§ Work order:
All of the entries need to be written out again, exactly as they are.

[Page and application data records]

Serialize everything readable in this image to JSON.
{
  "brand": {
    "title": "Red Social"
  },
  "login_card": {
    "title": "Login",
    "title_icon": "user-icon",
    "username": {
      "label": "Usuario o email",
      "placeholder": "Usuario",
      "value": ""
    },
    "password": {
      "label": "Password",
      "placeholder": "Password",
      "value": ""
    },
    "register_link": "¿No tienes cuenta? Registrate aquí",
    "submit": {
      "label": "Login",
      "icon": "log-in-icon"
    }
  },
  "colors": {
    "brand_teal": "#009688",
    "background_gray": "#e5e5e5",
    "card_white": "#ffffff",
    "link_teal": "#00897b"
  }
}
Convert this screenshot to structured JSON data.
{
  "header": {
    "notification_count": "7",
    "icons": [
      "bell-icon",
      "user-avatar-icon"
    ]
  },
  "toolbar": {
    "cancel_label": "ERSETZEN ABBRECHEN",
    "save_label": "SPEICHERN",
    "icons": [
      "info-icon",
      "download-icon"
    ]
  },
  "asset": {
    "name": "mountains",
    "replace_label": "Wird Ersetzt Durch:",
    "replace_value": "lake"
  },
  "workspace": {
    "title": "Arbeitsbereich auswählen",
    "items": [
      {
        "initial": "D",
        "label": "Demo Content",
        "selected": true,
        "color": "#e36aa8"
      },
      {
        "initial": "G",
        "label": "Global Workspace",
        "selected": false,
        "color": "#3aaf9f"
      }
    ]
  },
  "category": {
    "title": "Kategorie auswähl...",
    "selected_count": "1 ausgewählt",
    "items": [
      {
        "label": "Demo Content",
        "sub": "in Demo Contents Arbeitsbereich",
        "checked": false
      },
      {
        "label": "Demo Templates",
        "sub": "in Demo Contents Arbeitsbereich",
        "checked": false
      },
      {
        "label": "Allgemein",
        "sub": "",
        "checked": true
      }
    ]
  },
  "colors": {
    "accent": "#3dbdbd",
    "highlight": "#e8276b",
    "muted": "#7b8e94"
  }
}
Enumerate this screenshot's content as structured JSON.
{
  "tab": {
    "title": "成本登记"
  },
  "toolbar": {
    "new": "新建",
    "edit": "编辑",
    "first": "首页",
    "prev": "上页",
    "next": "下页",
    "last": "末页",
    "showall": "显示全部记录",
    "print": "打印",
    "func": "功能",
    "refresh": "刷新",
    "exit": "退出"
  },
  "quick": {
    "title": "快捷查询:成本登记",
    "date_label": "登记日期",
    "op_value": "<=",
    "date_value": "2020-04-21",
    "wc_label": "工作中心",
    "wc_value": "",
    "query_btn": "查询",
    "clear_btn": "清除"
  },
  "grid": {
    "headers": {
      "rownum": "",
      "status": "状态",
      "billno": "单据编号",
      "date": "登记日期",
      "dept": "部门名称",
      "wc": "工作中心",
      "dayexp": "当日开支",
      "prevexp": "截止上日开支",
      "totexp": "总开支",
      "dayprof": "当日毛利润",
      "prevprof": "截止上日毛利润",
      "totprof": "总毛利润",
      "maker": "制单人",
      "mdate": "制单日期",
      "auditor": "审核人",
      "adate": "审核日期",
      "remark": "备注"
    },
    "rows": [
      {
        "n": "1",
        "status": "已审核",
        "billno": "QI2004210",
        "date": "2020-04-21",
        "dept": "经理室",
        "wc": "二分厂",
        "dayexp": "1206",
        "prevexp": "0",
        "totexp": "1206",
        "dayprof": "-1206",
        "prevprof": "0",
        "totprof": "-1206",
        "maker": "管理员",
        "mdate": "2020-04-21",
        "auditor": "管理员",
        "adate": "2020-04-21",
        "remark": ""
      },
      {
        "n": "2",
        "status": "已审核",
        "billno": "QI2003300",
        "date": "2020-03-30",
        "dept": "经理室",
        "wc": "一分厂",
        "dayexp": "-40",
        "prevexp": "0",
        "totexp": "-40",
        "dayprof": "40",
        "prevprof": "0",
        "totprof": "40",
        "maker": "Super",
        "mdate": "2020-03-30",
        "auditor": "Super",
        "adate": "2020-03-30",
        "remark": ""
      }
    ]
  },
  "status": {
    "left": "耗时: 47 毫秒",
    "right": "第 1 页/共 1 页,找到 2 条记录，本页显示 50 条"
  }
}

§ Answer:
Serialize everything readable in this image to JSON.
{
  "brand": {
    "title": "Red Social"
  },
  "login_card": {
    "title": "Login",
    "title_icon": "user-icon",
    "username": {
      "label": "Usuario o email",
      "placeholder": "Usuario",
      "value": ""
    },
    "password": {
      "label": "Password",
      "placeholder": "Password",
      "value": ""
    },
    "register_link": "¿No tienes cuenta? Registrate aquí",
    "submit": {
      "label": "Login",
      "icon": "log-in-icon"
    }
  },
  "colors": {
    "brand_teal": "#009688",
    "background_gray": "#e5e5e5",
    "card_white": "#ffffff",
    "link_teal": "#00897b"
  }
}
Convert this screenshot to structured JSON data.
{
  "header": {
    "notification_count": "7",
    "icons": [
      "bell-icon",
      "user-avatar-icon"
    ]
  },
  "toolbar": {
    "cancel_label": "ERSETZEN ABBRECHEN",
    "save_label": "SPEICHERN",
    "icons": [
      "info-icon",
      "download-icon"
    ]
  },
  "asset": {
    "name": "mountains",
    "replace_label": "Wird Ersetzt Durch:",
    "replace_value": "lake"
  },
  "workspace": {
    "title": "Arbeitsbereich auswählen",
    "items": [
      {
        "initial": "D",
        "label": "Demo Content",
        "selected": true,
        "color": "#e36aa8"
      },
      {
        "initial": "G",
        "label": "Global Workspace",
        "selected": false,
        "color": "#3aaf9f"
      }
    ]
  },
  "category": {
    "title": "Kategorie auswähl...",
    "selected_count": "1 ausgewählt",
    "items": [
      {
        "label": "Demo Content",
        "sub": "in Demo Contents Arbeitsbereich",
        "checked": false
      },
      {
        "label": "Demo Templates",
        "sub": "in Demo Contents Arbeitsbereich",
        "checked": false
      },
      {
        "label": "Allgemein",
        "sub": "",
        "checked": true
      }
    ]
  },
  "colors": {
    "accent": "#3dbdbd",
    "highlight": "#e8276b",
    "muted": "#7b8e94"
  }
}
Enumerate this screenshot's content as structured JSON.
{
  "tab": {
    "title": "成本登记"
  },
  "toolbar": {
    "new": "新建",
    "edit": "编辑",
    "first": "首页",
    "prev": "上页",
    "next": "下页",
    "last": "末页",
    "showall": "显示全部记录",
    "print": "打印",
    "func": "功能",
    "refresh": "刷新",
    "exit": "退出"
  },
  "quick": {
    "title": "快捷查询:成本登记",
    "date_label": "登记日期",
    "op_value": "<=",
    "date_value": "2020-04-21",
    "wc_label": "工作中心",
    "wc_value": "",
    "query_btn": "查询",
    "clear_btn": "清除"
  },
  "grid": {
    "headers": {
      "rownum": "",
      "status": "状态",
      "billno": "单据编号",
      "date": "登记日期",
      "dept": "部门名称",
      "wc": "工作中心",
      "dayexp": "当日开支",
      "prevexp": "截止上日开支",
      "totexp": "总开支",
      "dayprof": "当日毛利润",
      "prevprof": "截止上日毛利润",
      "totprof": "总毛利润",
      "maker": "制单人",
      "mdate": "制单日期",
      "auditor": "审核人",
      "adate": "审核日期",
      "remark": "备注"
    },
    "rows": [
      {
        "n": "1",
        "status": "已审核",
        "billno": "QI2004210",
        "date": "2020-04-21",
        "dept": "经理室",
        "wc": "二分厂",
        "dayexp": "1206",
        "prevexp": "0",
        "totexp": "1206",
        "dayprof": "-1206",
        "prevprof": "0",
        "totprof": "-1206",
        "maker": "管理员",
        "mdate": "2020-04-21",
        "auditor": "管理员",
        "adate": "2020-04-21",
        "remark": ""
      },
      {
        "n": "2",
        "status": "已审核",
        "billno": "QI2003300",
        "date": "2020-03-30",
        "dept": "经理室",
        "wc": "一分厂",
        "dayexp": "-40",
        "prevexp": "0",
        "totexp": "-40",
        "dayprof": "40",
        "prevprof": "0",
        "totprof": "40",
        "maker": "Super",
        "mdate": "2020-03-30",
        "auditor": "Super",
        "adate": "2020-03-30",
        "remark": ""
      }
    ]
  },
  "status": {
    "left": "耗时: 47 毫秒",
    "right": "第 1 页/共 1 页,找到 2 条记录，本页显示 50 条"
  }
}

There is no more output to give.